Perhaps you’ll run to the CoHo and grab yourself an espresso shot. Or maybe you’ll hit up your tea-loving electric-kettle-owning dorm-mate and ask for a cup of Gunpowder Green (taken from the rack at Stern or their favorite dining hall). No matter the means of consumption, caffeine is almost always characterized by pupil dilation, an increased heart rate, and the beloved–absolutely euphoric–caffeine high.
But why not try something new? The newest caffeinated beverage craze to hit my all-freshman dorm is yerba maté. Brought upon by the Argentine culture enthusiasts within the dorm, drinking yerba is characterized by infusing a green, grassy-looking blend of the leaves and sticks of the yerba maté plant (a species of holly) with warm water in a gourd (a hollowed-out fruit). The metal straw traditionally used to drink the maté is called a bombilla.
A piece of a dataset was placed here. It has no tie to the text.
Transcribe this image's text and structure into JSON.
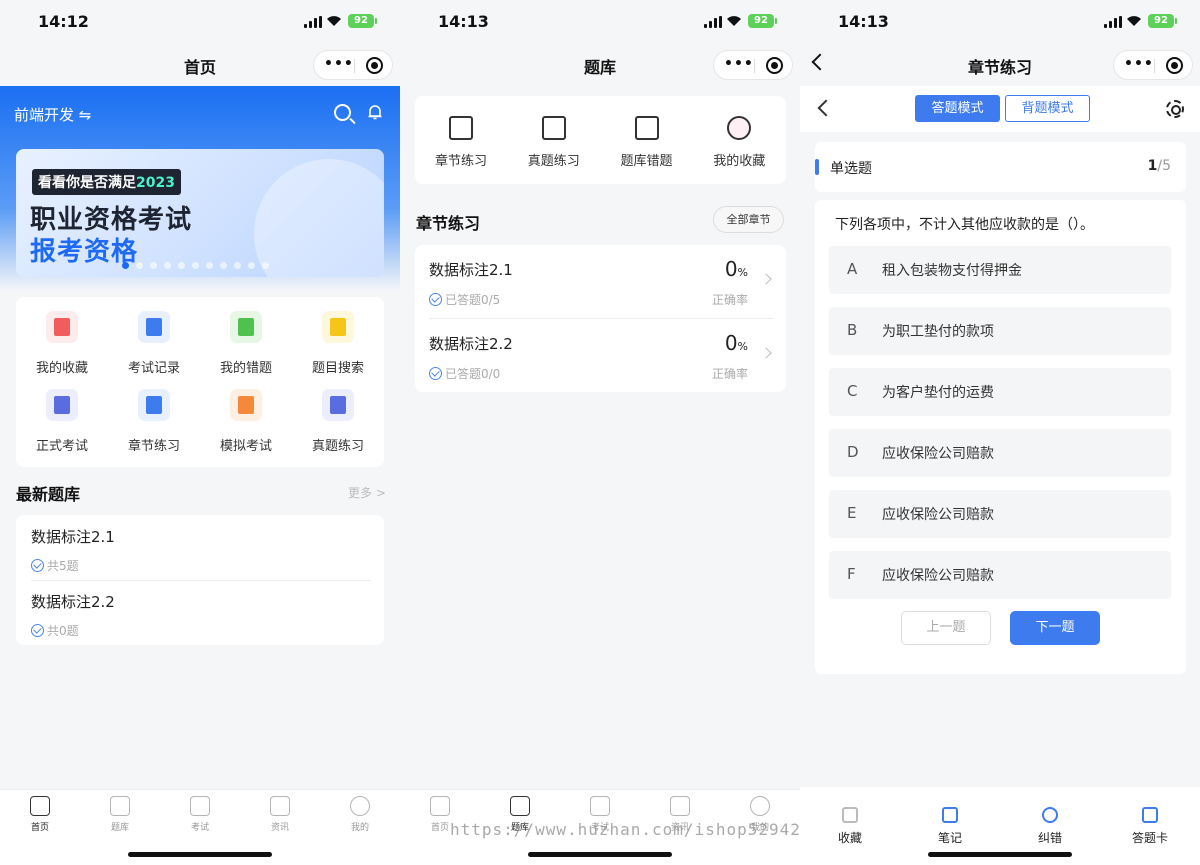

Maté tastes “earthy”, and can either be drunk bitter (maté amargo), or sweet (maté dulce). Its effects are similar to those of caffeine, although some in my dorm insist that it has a stronger “calming” effect, especially in muscles.
Maté drinking is a culture. In Argentina, Uruguay, and certain parts of Brazil, maté is consumed socially with others using the same gourd. Since maté can be infused many times, it is common to pass the gourd around in a circle. If you’re looking for a completely different way to consume caffeine, either in preparation for a long night or just to replace coffee/traditional tea, you ought to consider maté.